Friday's interview was not the first time Chan has spoken up about the actions of a fellow skater.
Chan was the object of some scrutiny at the 2009 World Figure Skating Championships for a comment he made to the media aimed at French skater Brian Joubert. Chan said Joubert should stop complaining about the lack of quadruple jumps performed by his competitors.
Later, he said he had learned a valuable lesson about watching what he said, but he didn't regret speaking his mind.
"Some people said it's good, some people said it was bad," Chan said of the message he sent to Joubert, "But I think it's something that I had to get out."

19 February 2010

The night they killed figure skating - Thus spoke Stojko...

The night they killed figure skating

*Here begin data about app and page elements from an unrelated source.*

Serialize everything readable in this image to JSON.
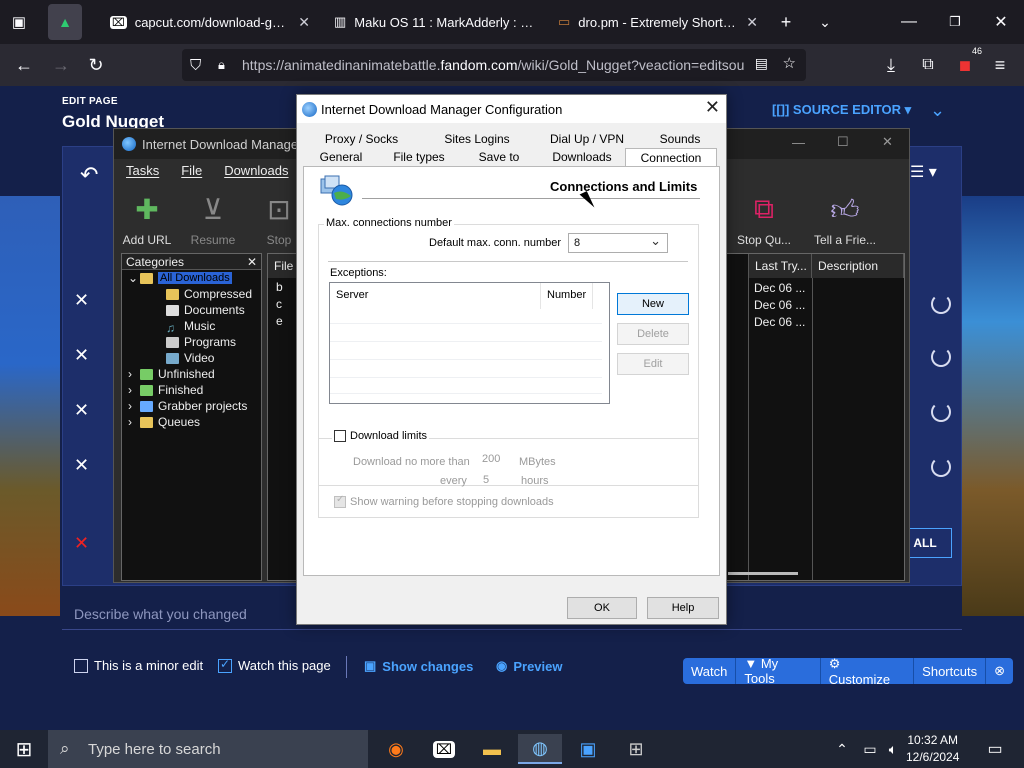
{
  "browser": {
    "tabs": [
      {
        "label": "",
        "icon": "triangle-app-icon"
      },
      {
        "label": "capcut.com/download-guidan",
        "icon": "capcut-icon"
      },
      {
        "label": "Maku OS 11 : MarkAdderly : Fre",
        "icon": "archive-icon"
      },
      {
        "label": "dro.pm - Extremely Short Links",
        "icon": "dro-icon"
      }
    ],
    "url_prefix": "https://animatedinanimatebattle.",
    "url_host": "fandom.com",
    "url_path": "/wiki/Gold_Nugget?veaction=editsou",
    "extension_badge": "46"
  },
  "wiki": {
    "edit_label": "EDIT PAGE",
    "page_title": "Gold Nugget",
    "source_editor": "[[]] SOURCE EDITOR ▾",
    "describe_placeholder": "Describe what you changed",
    "minor_edit": "This is a minor edit",
    "watch_page": "Watch this page",
    "show_changes": "Show changes",
    "preview": "Preview",
    "all_button": "ALL",
    "toolbar": [
      "Watch",
      "▼ My Tools",
      "⚙ Customize",
      "Shortcuts"
    ]
  },
  "idm": {
    "title": "Internet Download Manager",
    "menu": [
      "Tasks",
      "File",
      "Downloads"
    ],
    "tools": [
      "Add URL",
      "Resume",
      "Stop",
      "Stop Qu...",
      "Tell a Frie..."
    ],
    "categories_header": "Categories",
    "categories": [
      {
        "label": "All Downloads",
        "level": 0,
        "selected": true
      },
      {
        "label": "Compressed",
        "level": 1
      },
      {
        "label": "Documents",
        "level": 1
      },
      {
        "label": "Music",
        "level": 1
      },
      {
        "label": "Programs",
        "level": 1
      },
      {
        "label": "Video",
        "level": 1
      },
      {
        "label": "Unfinished",
        "level": 0
      },
      {
        "label": "Finished",
        "level": 0
      },
      {
        "label": "Grabber projects",
        "level": 0
      },
      {
        "label": "Queues",
        "level": 0
      }
    ],
    "file_col": "File N",
    "file_rows": [
      "b",
      "c",
      "e"
    ],
    "last_try_col": "Last Try...",
    "description_col": "Description",
    "last_try_values": [
      "Dec 06 ...",
      "Dec 06 ...",
      "Dec 06 ..."
    ]
  },
  "dialog": {
    "title": "Internet Download Manager Configuration",
    "tabs_row1": [
      "Proxy / Socks",
      "Sites Logins",
      "Dial Up / VPN",
      "Sounds"
    ],
    "tabs_row2": [
      "General",
      "File types",
      "Save to",
      "Downloads",
      "Connection"
    ],
    "section_title": "Connections and Limits",
    "max_conn_group": "Max. connections number",
    "default_max_label": "Default max. conn. number",
    "default_max_value": "8",
    "exceptions_label": "Exceptions:",
    "col_server": "Server",
    "col_number": "Number",
    "btn_new": "New",
    "btn_delete": "Delete",
    "btn_edit": "Edit",
    "download_limits": "Download limits",
    "no_more_than": "Download no more than",
    "limit_value": "200",
    "limit_unit": "MBytes",
    "every": "every",
    "every_value": "5",
    "every_unit": "hours",
    "show_warning": "Show warning before stopping downloads",
    "ok": "OK",
    "help": "Help"
  },
  "taskbar": {
    "search_placeholder": "Type here to search",
    "time": "10:32 AM",
    "date": "12/6/2024"
  }
}
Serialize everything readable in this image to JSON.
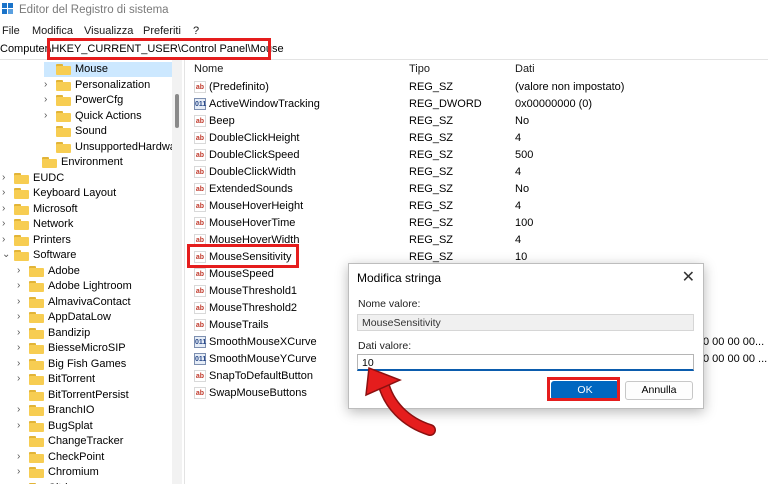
{
  "window": {
    "title": "Editor del Registro di sistema"
  },
  "menu": [
    "File",
    "Modifica",
    "Visualizza",
    "Preferiti",
    "?"
  ],
  "address": {
    "path": "Computer\\HKEY_CURRENT_USER\\Control Panel\\Mouse"
  },
  "tree": [
    {
      "label": "Mouse",
      "chevron": "",
      "selected": true
    },
    {
      "label": "Personalization",
      "chevron": "›"
    },
    {
      "label": "PowerCfg",
      "chevron": "›"
    },
    {
      "label": "Quick Actions",
      "chevron": "›"
    },
    {
      "label": "Sound",
      "chevron": ""
    },
    {
      "label": "UnsupportedHardwa",
      "chevron": ""
    },
    {
      "label": "Environment",
      "chevron": ""
    },
    {
      "label": "EUDC",
      "chevron": "›"
    },
    {
      "label": "Keyboard Layout",
      "chevron": "›"
    },
    {
      "label": "Microsoft",
      "chevron": "›"
    },
    {
      "label": "Network",
      "chevron": "›"
    },
    {
      "label": "Printers",
      "chevron": "›"
    },
    {
      "label": "Software",
      "chevron": "⌄"
    },
    {
      "label": "Adobe",
      "chevron": "›"
    },
    {
      "label": "Adobe Lightroom",
      "chevron": "›"
    },
    {
      "label": "AlmavivaContact",
      "chevron": "›"
    },
    {
      "label": "AppDataLow",
      "chevron": "›"
    },
    {
      "label": "Bandizip",
      "chevron": "›"
    },
    {
      "label": "BiesseMicroSIP",
      "chevron": "›"
    },
    {
      "label": "Big Fish Games",
      "chevron": "›"
    },
    {
      "label": "BitTorrent",
      "chevron": "›"
    },
    {
      "label": "BitTorrentPersist",
      "chevron": ""
    },
    {
      "label": "BranchIO",
      "chevron": "›"
    },
    {
      "label": "BugSplat",
      "chevron": "›"
    },
    {
      "label": "ChangeTracker",
      "chevron": ""
    },
    {
      "label": "CheckPoint",
      "chevron": "›"
    },
    {
      "label": "Chromium",
      "chevron": "›"
    },
    {
      "label": "Citrix",
      "chevron": "›"
    }
  ],
  "columns": {
    "name": "Nome",
    "type": "Tipo",
    "data": "Dati"
  },
  "values": [
    {
      "icon": "ab",
      "name": "(Predefinito)",
      "type": "REG_SZ",
      "data": "(valore non impostato)"
    },
    {
      "icon": "dw",
      "name": "ActiveWindowTracking",
      "type": "REG_DWORD",
      "data": "0x00000000 (0)"
    },
    {
      "icon": "ab",
      "name": "Beep",
      "type": "REG_SZ",
      "data": "No"
    },
    {
      "icon": "ab",
      "name": "DoubleClickHeight",
      "type": "REG_SZ",
      "data": "4"
    },
    {
      "icon": "ab",
      "name": "DoubleClickSpeed",
      "type": "REG_SZ",
      "data": "500"
    },
    {
      "icon": "ab",
      "name": "DoubleClickWidth",
      "type": "REG_SZ",
      "data": "4"
    },
    {
      "icon": "ab",
      "name": "ExtendedSounds",
      "type": "REG_SZ",
      "data": "No"
    },
    {
      "icon": "ab",
      "name": "MouseHoverHeight",
      "type": "REG_SZ",
      "data": "4"
    },
    {
      "icon": "ab",
      "name": "MouseHoverTime",
      "type": "REG_SZ",
      "data": "100"
    },
    {
      "icon": "ab",
      "name": "MouseHoverWidth",
      "type": "REG_SZ",
      "data": "4"
    },
    {
      "icon": "ab",
      "name": "MouseSensitivity",
      "type": "REG_SZ",
      "data": "10"
    },
    {
      "icon": "ab",
      "name": "MouseSpeed",
      "type": "",
      "data": ""
    },
    {
      "icon": "ab",
      "name": "MouseThreshold1",
      "type": "",
      "data": ""
    },
    {
      "icon": "ab",
      "name": "MouseThreshold2",
      "type": "",
      "data": ""
    },
    {
      "icon": "ab",
      "name": "MouseTrails",
      "type": "",
      "data": ""
    },
    {
      "icon": "dw",
      "name": "SmoothMouseXCurve",
      "type": "",
      "data": "0 00 00 00..."
    },
    {
      "icon": "dw",
      "name": "SmoothMouseYCurve",
      "type": "",
      "data": "0 00 00 00 ..."
    },
    {
      "icon": "ab",
      "name": "SnapToDefaultButton",
      "type": "",
      "data": ""
    },
    {
      "icon": "ab",
      "name": "SwapMouseButtons",
      "type": "",
      "data": ""
    }
  ],
  "dialog": {
    "title": "Modifica stringa",
    "close_glyph": "✕",
    "name_label": "Nome valore:",
    "name_value": "MouseSensitivity",
    "data_label": "Dati valore:",
    "data_value": "10",
    "ok_label": "OK",
    "cancel_label": "Annulla"
  },
  "colors": {
    "highlight": "#e51d1d",
    "selection": "#cce8ff",
    "accent": "#0067c0",
    "folder": "#f7cd52"
  }
}
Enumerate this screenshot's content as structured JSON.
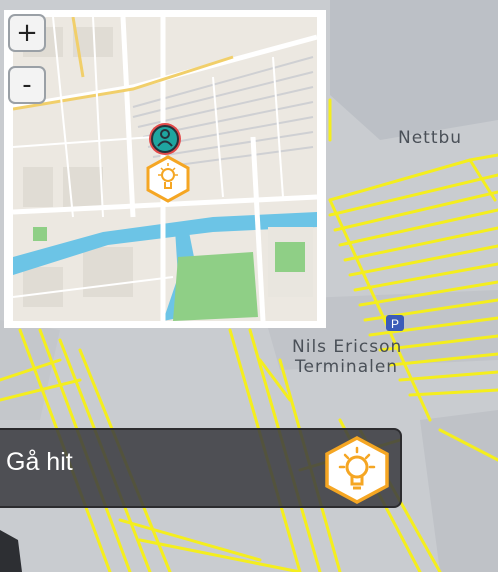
{
  "map": {
    "labels": [
      "Nettbu",
      "Nils Ericson",
      "Terminalen"
    ],
    "colors": {
      "track": "#f4ee1e",
      "ground": "#c9ccd0",
      "building": "#b9bdc3"
    }
  },
  "minimap": {
    "zoom_in_label": "+",
    "zoom_out_label": "-",
    "colors": {
      "water": "#6cc4e6",
      "park": "#8fcf86",
      "land": "#ece8e1",
      "road": "#ffffff",
      "marker": "#f5a623"
    }
  },
  "goto_bar": {
    "label": "Gå hit",
    "icon": "lightbulb-icon",
    "icon_color": "#f5a623"
  }
}
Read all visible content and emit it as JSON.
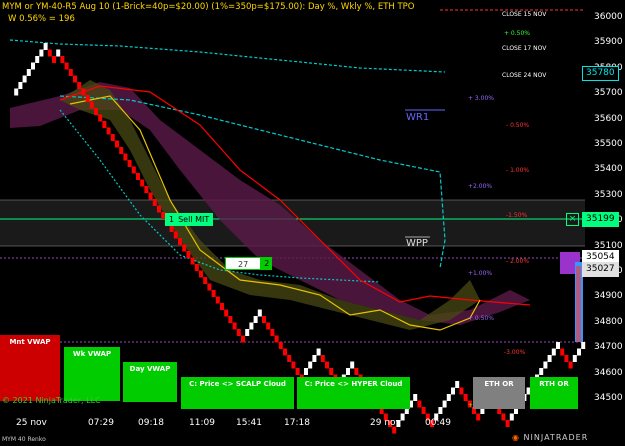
{
  "header": {
    "title": "MYM or YM-40-R5 Aug 10 (1-Brick=40p=$20.00) (1%=350p=$175.00): Day %, Wkly %, ETH TPO",
    "sub": "W 0.56% = 196"
  },
  "status_bar": {
    "instrument": "MYM 40 Renko",
    "brand": "NINJATRADER",
    "copyright": "© 2021 NinjaTrader, LLC"
  },
  "price_axis": {
    "labels": [
      "36000",
      "35900",
      "35800",
      "35700",
      "35600",
      "35500",
      "35400",
      "35300",
      "35200",
      "35100",
      "35000",
      "34900",
      "34800",
      "34700",
      "34600",
      "34500"
    ],
    "tags": [
      {
        "text": "35780",
        "bg": "#000000",
        "fg": "#00e5e5",
        "border": "#00e5e5"
      },
      {
        "text": "35199",
        "bg": "#00ff7f",
        "fg": "#000000",
        "border": "#00ff7f"
      },
      {
        "text": "35054",
        "bg": "#ffffff",
        "fg": "#000000",
        "border": "#ffffff"
      },
      {
        "text": "35027",
        "bg": "#e0e0e0",
        "fg": "#000000",
        "border": "#e0e0e0"
      }
    ]
  },
  "time_axis": [
    "25 nov",
    "07:29",
    "09:18",
    "11:09",
    "15:41",
    "17:18",
    "29 nov",
    "00:49"
  ],
  "levels": [
    {
      "text": "CLOSE 15 NOV",
      "color": "#ffffff"
    },
    {
      "text": "+ 0.50%",
      "color": "#33ff33"
    },
    {
      "text": "CLOSE 17 NOV",
      "color": "#ffffff"
    },
    {
      "text": "CLOSE 24 NOV",
      "color": "#ffffff"
    },
    {
      "text": "+ 3.00%",
      "color": "#9966ff"
    },
    {
      "text": "- 0.50%",
      "color": "#ff3333"
    },
    {
      "text": "- 1.00%",
      "color": "#ff3333"
    },
    {
      "text": "+2.00%",
      "color": "#9966ff"
    },
    {
      "text": "-1.50%",
      "color": "#ff3333"
    },
    {
      "text": "- 2.00%",
      "color": "#ff3333"
    },
    {
      "text": "+1.00%",
      "color": "#9966ff"
    },
    {
      "text": "+ 0.50%",
      "color": "#9966ff"
    },
    {
      "text": "-3.00%",
      "color": "#ff3333"
    },
    {
      "text": "+1.00%",
      "color": "#33ff33"
    }
  ],
  "annotations": {
    "wr1": "WR1",
    "wpp": "WPP"
  },
  "order": {
    "label": "Sell MIT",
    "qty": "1",
    "close_icon": "x-close-icon"
  },
  "order2": {
    "price": "27",
    "qty": "2"
  },
  "buttons": {
    "mnt_vwap": "Mnt VWAP",
    "wk_vwap": "Wk VWAP",
    "day_vwap": "Day VWAP",
    "scalp_cloud": "C: Price <> SCALP Cloud",
    "hyper_cloud": "C: Price <> HYPER Cloud",
    "eth_or": "ETH OR",
    "rth_or": "RTH OR"
  },
  "colors": {
    "bull_brick": "#ffffff",
    "bear_brick": "#ff0000",
    "cyan_line": "#00cccc",
    "red_line": "#ff0000",
    "yellow_line": "#e6c200",
    "purple_line": "#aa66ff",
    "green_button": "#00cc00",
    "red_button": "#cc0000",
    "gray_button": "#808080"
  }
}
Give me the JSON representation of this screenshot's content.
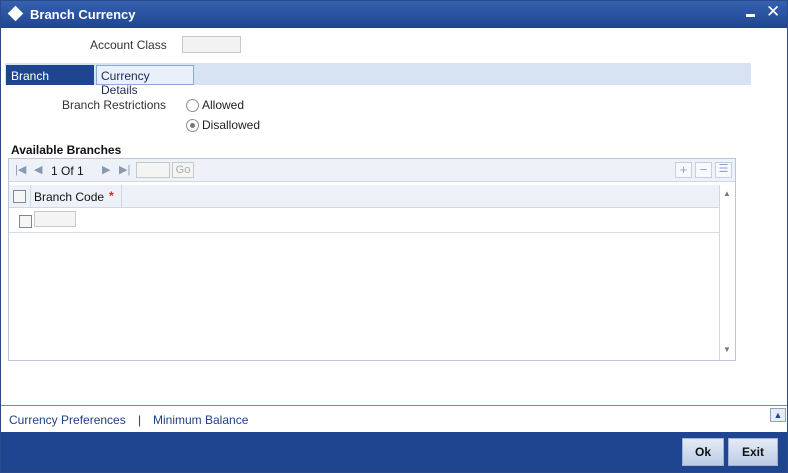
{
  "window": {
    "title": "Branch Currency"
  },
  "account_class": {
    "label": "Account Class",
    "value": ""
  },
  "tabs": [
    {
      "label": "Branch Details",
      "active": true
    },
    {
      "label": "Currency Details",
      "active": false
    }
  ],
  "branch_restrictions": {
    "label": "Branch Restrictions",
    "options": [
      {
        "label": "Allowed",
        "selected": false
      },
      {
        "label": "Disallowed",
        "selected": true
      }
    ]
  },
  "available_branches": {
    "title": "Available Branches",
    "pagination": {
      "current": "1",
      "of_label": "Of",
      "total": "1",
      "go_label": "Go"
    },
    "columns": [
      {
        "label": "Branch Code",
        "required_marker": "*"
      }
    ],
    "rows": [
      {
        "branch_code": ""
      }
    ]
  },
  "footer_links": {
    "currency_preferences": "Currency Preferences",
    "separator": "|",
    "minimum_balance": "Minimum Balance"
  },
  "buttons": {
    "ok": "Ok",
    "exit": "Exit"
  },
  "colors": {
    "titlebar": "#1f4590",
    "accent": "#1f4590",
    "required": "#dd2222"
  },
  "icons": [
    "diamond-icon",
    "minimize-icon",
    "close-icon",
    "first-page-icon",
    "prev-page-icon",
    "next-page-icon",
    "last-page-icon",
    "add-row-icon",
    "delete-row-icon",
    "single-view-icon",
    "scroll-up-icon",
    "scroll-down-icon",
    "collapse-up-icon"
  ]
}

VANCOUVER, British Columbia – Sorry, Evan Lysacek. You’re a great skater and all.
But that wasn’t Olympic champion material.
In Thursday night’s men’s free skate, Lysacek skated slow and his jumps weren’t close to the technical ability of defending Olympic champion Evgeni Plushenko.
Plushenko had a great performance. His footwork was great and maybe his spins weren’t quite as good as Lysacek’s, but it wasn’t that big of a difference. He also had a quad toe triple toe that wasn’t even attempted by anyone else. He did both triple axels, so all the jumps were there.
But the judges’ scoring was ridiculous.
Because of it, the sport took a step backward. Brian Boitano did the same thing, technically, in 1988. There are junior skaters who can skate that same program.
And the judges’ scoring probably killed figure skating because kids now are going to see this and say, “Oh, I don’t need a quad. I can just do great footwork for presentation marks and do a couple of nice spins and make it to Olympic champion.” With that type of scoring, you don’t have to risk it. You can play it safe and win gold.
In what other sports do you have to hold back in order to win?
The International Skating Union has taken the risk out of figure skating and it makes me sick.
If Plushenko had made some mistakes, then sure, maybe Lysacek deserves gold. But when you take the risk out of skaters’ programs, it doesn’t compute to me.
And it’s not a personal thing. I like Evan. But when you compare performances and have an outcome like this, the sport is going backward. And it hurts me to say it because I love this sport. But the judges made a mockery of it by giving Lysacek the gold.
I don’t want to rain on anybody’s parade because it’s not the skaters’ fault. It’s the system. And the figure skating community wants to control who wins and who loses. And what it does is it makes the component score more valid than the jumps so it can control whatever it wants. And that’s exactly what happened Thursday night at Pacific Coliseum.
How can the sport be put back on the right path? I have no idea. I haven’t even thought about it. It’s not up to me. Because people at the ISU obviously seem to know what they’re doing. Well, they think they know what they’re doing.
For me, the outcome on Thursday night was disappointing.
A few more thoughts on the men’s free skate:
• I thought Daisuke Takahashi was awesome. He tried the quad and he had the guts to go for it, and he should’ve been ahead of Lysacek in that aspect.
Johnny Weir was great. He should’ve been higher than sixth – above Patrick Chan, who was fifth. Weir outskated Chan. He might’ve skated a little bit slow but he went out there and did his stuff. I feel bad for him.
• People say I’m hammering certain skaters. I’m not. It’s the system I don’t like and if you say I am biased … I already said I am not a fan of Weir’s skating, but he skated well tonight and deserved to be ahead of Chan.
In addition, Takahiko Kozuka – my favorite skater – did not get the points he deserved. He skated great, had awesome spins, the best edges in the competition, was very close with the quad and did a ton of triples.
Figure skating gets no respect because of outcomes like this. More feathers, head-flinging and so-called step sequences done at walking speed – that’s what the system wants.
I am going to watch hockey, where athletes are allowed to push the envelope. A real sport.

Evgeni Plushenko SP and LP - Vancouver 2010

Evgeni Plushenko SP 2010 Vancouver

Evgeni Plushenko LP 2010 Vancouver